NEW YORK (Reuters) - Gold prices slumped more than $100 an ounce on Friday, the biggest fall on record in dollar terms, as traders sold to cover losses, while global stocks edged up on expectations the European Central Bank will take new measures to contain the euro zone debt crisis.
Trading was volatile, capping one of the most tumultuous weeks on record for world markets as fear of a Greek default and a gloomy Federal Reserve prognosis for the U.S. economy sparked a sell-off in stocks and commodities and drove investors to the safe-haven U.S. dollar and Treasuries.
A pledge by G20 policy makers that they will calm the global financial system failed to appease investors, who are concerned that authorities are unable to respond effectively to the mounting euro zone debt crisis and sluggish growth in major world economies.
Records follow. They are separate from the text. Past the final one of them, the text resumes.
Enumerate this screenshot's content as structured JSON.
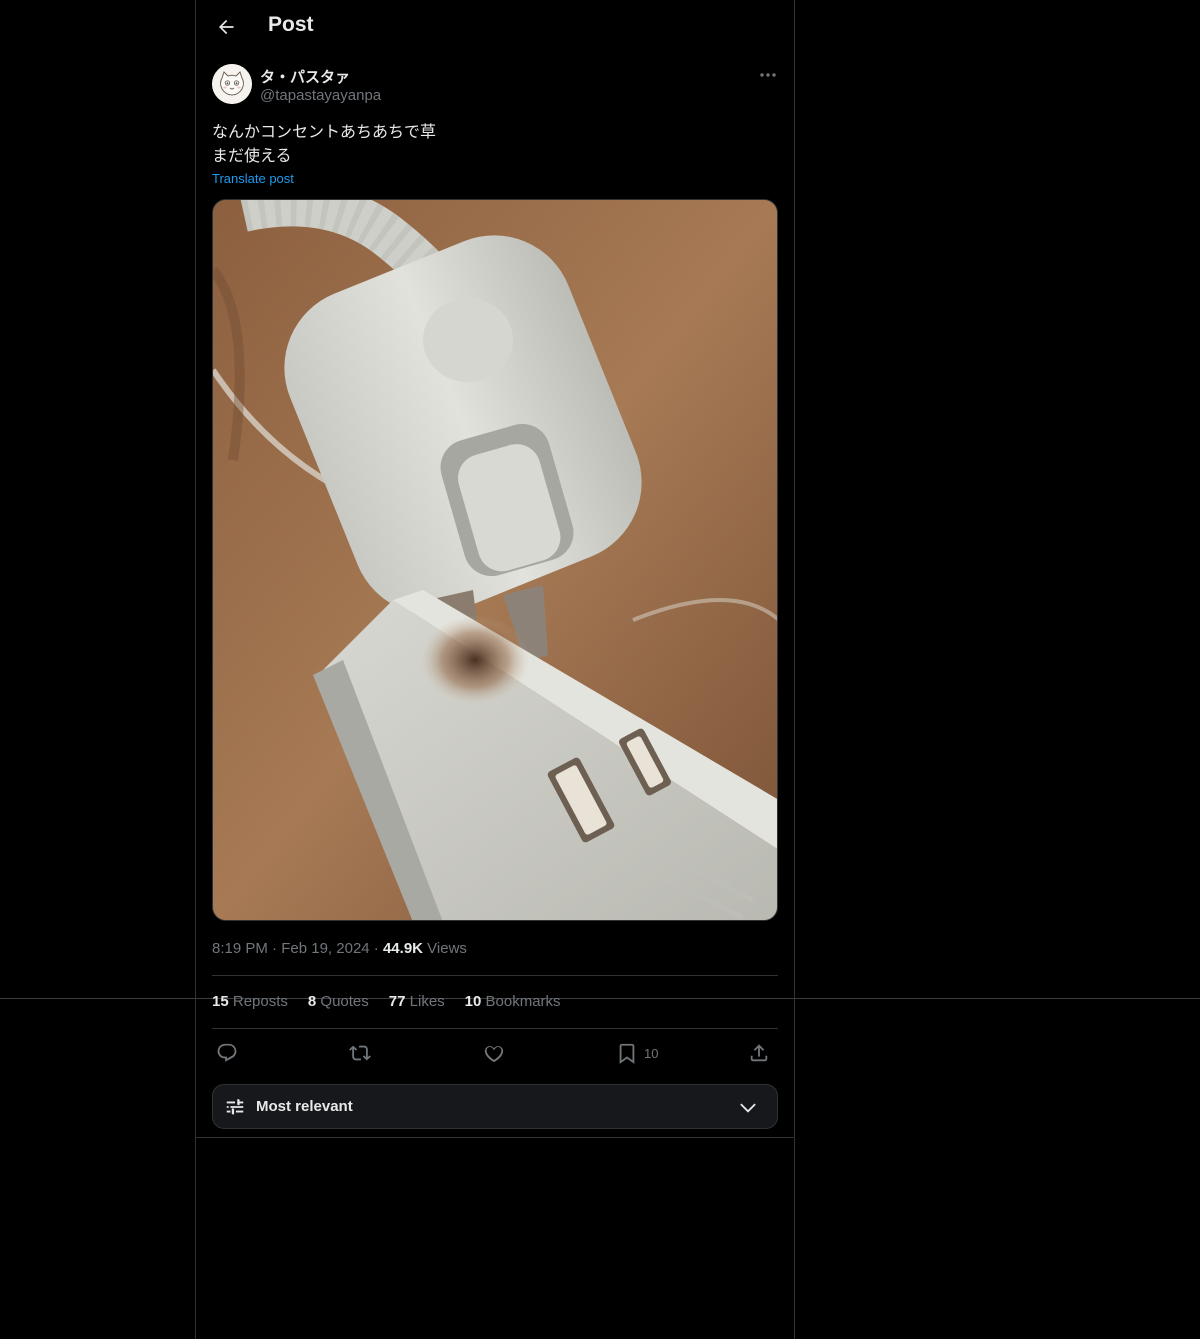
{
  "header": {
    "title": "Post",
    "back_icon": "arrow-left-icon"
  },
  "author": {
    "name": "タ・パスタァ",
    "handle": "@tapastayayanpa"
  },
  "post": {
    "lines": [
      "なんかコンセントあちあちで草",
      "まだ使える"
    ],
    "translate_label": "Translate post"
  },
  "meta": {
    "time": "8:19 PM",
    "sep1": "·",
    "date": "Feb 19, 2024",
    "sep2": "·",
    "views_count": "44.9K",
    "views_label": "Views"
  },
  "stats": {
    "reposts": {
      "num": "15",
      "label": "Reposts"
    },
    "quotes": {
      "num": "8",
      "label": "Quotes"
    },
    "likes": {
      "num": "77",
      "label": "Likes"
    },
    "bookmarks": {
      "num": "10",
      "label": "Bookmarks"
    }
  },
  "actions": {
    "reply_icon": "reply-icon",
    "repost_icon": "repost-icon",
    "like_icon": "heart-icon",
    "bookmark_icon": "bookmark-icon",
    "bookmark_count": "10",
    "share_icon": "share-icon"
  },
  "sort": {
    "label": "Most relevant",
    "icon": "sliders-icon",
    "chevron": "chevron-down-icon"
  },
  "colors": {
    "accent": "#1d9bf0",
    "muted": "#71767b",
    "text": "#e7e9ea",
    "border": "#2f3336"
  }
}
Gold slumped more than 6 percent at one point — its biggest drop since the financial crisis in 2008 — to hit its lowest since early August as a slide turned into a free-fall, with weeks of volatility and talk of hedge fund liquidation wrecking its safe-haven status.
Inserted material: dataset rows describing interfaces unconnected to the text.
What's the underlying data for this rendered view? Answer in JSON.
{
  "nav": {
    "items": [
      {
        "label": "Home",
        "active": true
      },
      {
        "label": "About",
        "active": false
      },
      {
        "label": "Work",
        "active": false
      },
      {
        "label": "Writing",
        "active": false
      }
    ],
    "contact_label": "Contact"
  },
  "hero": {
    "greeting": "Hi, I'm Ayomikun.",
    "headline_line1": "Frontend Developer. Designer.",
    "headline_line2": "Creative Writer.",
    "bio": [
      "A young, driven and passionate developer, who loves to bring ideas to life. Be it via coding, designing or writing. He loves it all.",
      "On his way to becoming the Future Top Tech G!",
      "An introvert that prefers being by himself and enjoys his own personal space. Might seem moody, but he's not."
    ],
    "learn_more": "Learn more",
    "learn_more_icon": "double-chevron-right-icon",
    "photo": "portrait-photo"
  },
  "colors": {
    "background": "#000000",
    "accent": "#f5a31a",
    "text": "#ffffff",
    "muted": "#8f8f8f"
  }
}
“The bull case for gold is on pause for the near term,” said Adam Klopfenstein, senior market strategist for precious metals at MF Global in Chicago.
“In the near-term, the flight-to-quality interest in owning gold is also out of the window as people are not interested in buying it even in the face of fears in the economy. Until it stabilizes, I’m staying out of this market.”
Spot gold was last at $1,649 an ounce, after falling to a session low under $1,628. At $127 an ounce, the intraday move was the biggest on record in dollar terms.
U.S. stocks ended higher after seesawing between gains and losses, stopping the bleeding after a disastrous four days of selling marred by severe anxiety.
Comments from European Central Bank Governing Council member Ewald Nowotny, who said it might be advisable for the central bank to add more liquidity to European banks helped lift sentiment.
The Dow Jones industrial average ended up 37.65 points, or 0.35 percent, at 10,771.48. The Standard & Poor’s 500 Index was up 6.87 points, or 0.61 percent, at 1,136.43. The Nasdaq Composite Index was up 27.56 points, or 1.12 percent, at 2,483.23.
Global stocks as measured by the MSCI All-Country index were up 0.2 percent, after hitting their lowest level since July 2010 at 274.20.
The index is now in bear market territory — defined as a fall of 20 percent or more from the peak — having tumbled more than 22 percent from its 2011 high in May.
“Financial markets are sick and tired of the authorities in Europe and in the U.S. twiddling their thumbs and not doing substantive things to solve this crisis of the global economy,” said Barton Biggs, managing partner at New York-based Traxis Partners.
The FTSEurofirst 300 index ended up 0.8 percent. Emerging markets stocks slid 1.6 percent.
Liquidity comments from ECB officials and speculation the central bank may cut rates helped sentiment initially, but uncertainty about Greece remained.
Greece denied reports that one option in its debt crisis would be an orderly default with a 50 percent haircut, while Deutsche Bank warned that European banks’ write-downs on Greek bonds could exceed 25 percent.
Metals prices plunged across the board. Silver prices posted their biggest drop since 2006. Spot silver was down 15 percent and trading below $35.76 an ounce after hitting a session low of $29.77.
Copper hit $7,115.75, its lowest since August 2010. It was its sharpest weekly decline in nearly three years for the economically sensitive red metal.
U.S. crude fell 66 cents to settle at $79.85 a barrel. London Brent crude fell $1.52 to settle at $103.97.
The euro rose 0.4 percent to $1.3515, rebounding from an eight-month low. The dollar rose 0.5 percent to 76.66 yen and was on track for its best month since May 2010 against a basket of currencies.
U.S. Treasuries prices slipped after a huge rally this week.
Benchmark U.S. 10-year notes were down 1-2/32 in price, with yields rising to 1.84 percent. Prices of 30-year bonds were down 2-1/32, yielding 2.90 percent.
Additional reporting by Ryan Vlastelica, Steven C. Johnson and Barani Krishnan in New York and Harpreet Bhal in London; Editing by Andrew Hay